We recently chatted with long-time user (and big-time fan) of LastPass, Leona Fish, from Oklahoma. We loved the story she submitted for our recent #LoveLastPass Giveaway, and wanted to share her insight with new and long-time users alike. In our conversation we explore how she uses secure notes to help her parents, and even how she prepared her own digital will:
Tell us a little bit about how long you’ve used LastPass and where you first heard about us.
“I’ve used somewhere in the neighborhood of ten different types of passwords managers. Currently I’m a registered nurse. But many years back, I helped the hospital IT department build out their electronic medical records and I started having to remember many different system passwords. I went right to the Internet to search for a password manager that would help me remember all of these passwords.
Even back then I was using multiple devices. Of all the password managers I tried, I always went back to LastPass because of the portability across platforms. I could use LastPass on my desktop at work, or my iPod Touch at the time (now my iPhone). I could even log in from home – and this was before the Firefox and Chrome plugins. Once I had LastPass, I never had a problem remembering my passwords, and I was never concerned about the security.”
Besides work passwords, do you save personal information in LastPass?

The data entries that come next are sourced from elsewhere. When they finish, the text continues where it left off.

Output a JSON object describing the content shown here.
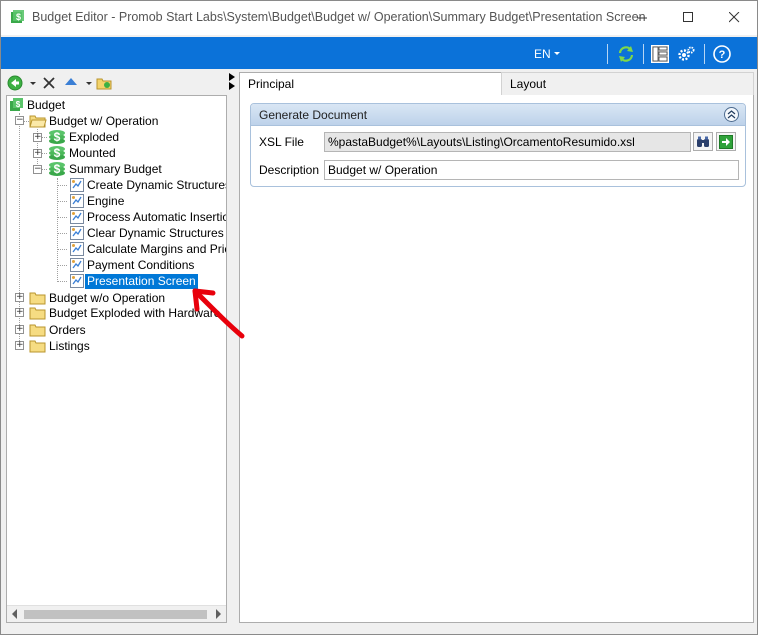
{
  "window": {
    "title": "Budget Editor - Promob Start Labs\\System\\Budget\\Budget w/ Operation\\Summary Budget\\Presentation Screen",
    "controls": [
      "minimize",
      "maximize",
      "close"
    ]
  },
  "toolbar": {
    "language": "EN",
    "icons": [
      "refresh-icon",
      "layout-panel-icon",
      "settings-icon",
      "help-icon"
    ]
  },
  "left_toolbar": {
    "icons": [
      "back-icon",
      "dropdown-icon",
      "delete-icon",
      "move-up-icon",
      "dropdown-icon",
      "folder-refresh-icon"
    ]
  },
  "tree": {
    "root": "Budget",
    "budget_with_operation": "Budget w/ Operation",
    "exploded": "Exploded",
    "mounted": "Mounted",
    "summary_budget": "Summary Budget",
    "children": [
      "Create Dynamic Structures",
      "Engine",
      "Process Automatic Insertion",
      "Clear Dynamic Structures",
      "Calculate Margins and Price",
      "Payment Conditions",
      "Presentation Screen"
    ],
    "budget_without_operation": "Budget w/o Operation",
    "budget_exploded_hardware": "Budget Exploded with Hardware",
    "orders": "Orders",
    "listings": "Listings",
    "selected": "Presentation Screen"
  },
  "tabs": [
    {
      "label": "Principal",
      "active": true
    },
    {
      "label": "Layout",
      "active": false
    }
  ],
  "group": {
    "title": "Generate Document",
    "xsl_label": "XSL File",
    "xsl_value": "%pastaBudget%\\Layouts\\Listing\\OrcamentoResumido.xsl",
    "description_label": "Description",
    "description_value": "Budget w/ Operation"
  },
  "colors": {
    "accent_blue": "#0b72d9",
    "selection": "#0078d7",
    "annotation_arrow": "#e8000b"
  }
}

“Yes, I keep all of my household and family passwords in LastPass. And in secure notes, I have my drivers license, credit card numbers, both of my parents’ drivers licenses, bank accounts. Whatever I might need to refer back to, I put it in a secure note. I’m always surprised how many times that I need my drivers license. While I usually have it with me, it’s usually in my car, not on my person. Same thing with my credit cards – I don’t always carry my cards with me.
With my licenses and bank accounts, I rarely put that information anywhere else, and when it’s in LastPass, I don’t have to worry about it. It even helps with my family. When I’m at my mom’s house and she is trying to figure out her password, I look in my vault to see if I have it and I usually do.”
Sounds like just about everything is in LastPass. Is there anything that’s not in there?
“No. In fact, I created a folder of my passwords called ‘upon our death.’ I have one child that has access to this folder and I’ve told them, if we die, you need to log in to LastPass and in that folder, you’ll find information about our life insurance, 401(k)s and everything you’ll need. We’ve known a couple of people recently that have had difficulty getting access to parental information. It’s nearly impossible.”
Your enthusiasm for LastPass is quite contagious! Have you recommended LastPass to anyone recently?
“I’m a big proponent of LastPass because it’s such a great application. When there is an application that makes your life easier and I don’t have to worry about the security of it, it’s hard not to be. There’s not a week that goes by that I don’t mention LastPass to a friend or a family member. My parents are in their 80s and when my dad was still alive, he had a sheet of paper on his computer with all his passwords. I told him, ‘Dad. Stop. If you can use a computer, you can use LastPass.’
It’s taken me awhile to convince my husband – I’m probably 10 years ahead of him. We would go on vacation and without fail, he would have to log in to something and his password would be at home or at work on a piece of paper. ‘You have to use LastPass,’ I would tell him. “
Have you had any ‘save the day’ moments with LastPass?
“I can’t tell you a specific moment, but I often think, ‘I’m so glad I have this!’ Actually, just this week, I was getting ready to start an online meeting at work and my password was not working. It wasn’t what I thought it was when I typed it in. So I pulled up my online meeting account quickly on my phone, saw the password, and logged right in. I was able to start the meeting right away.”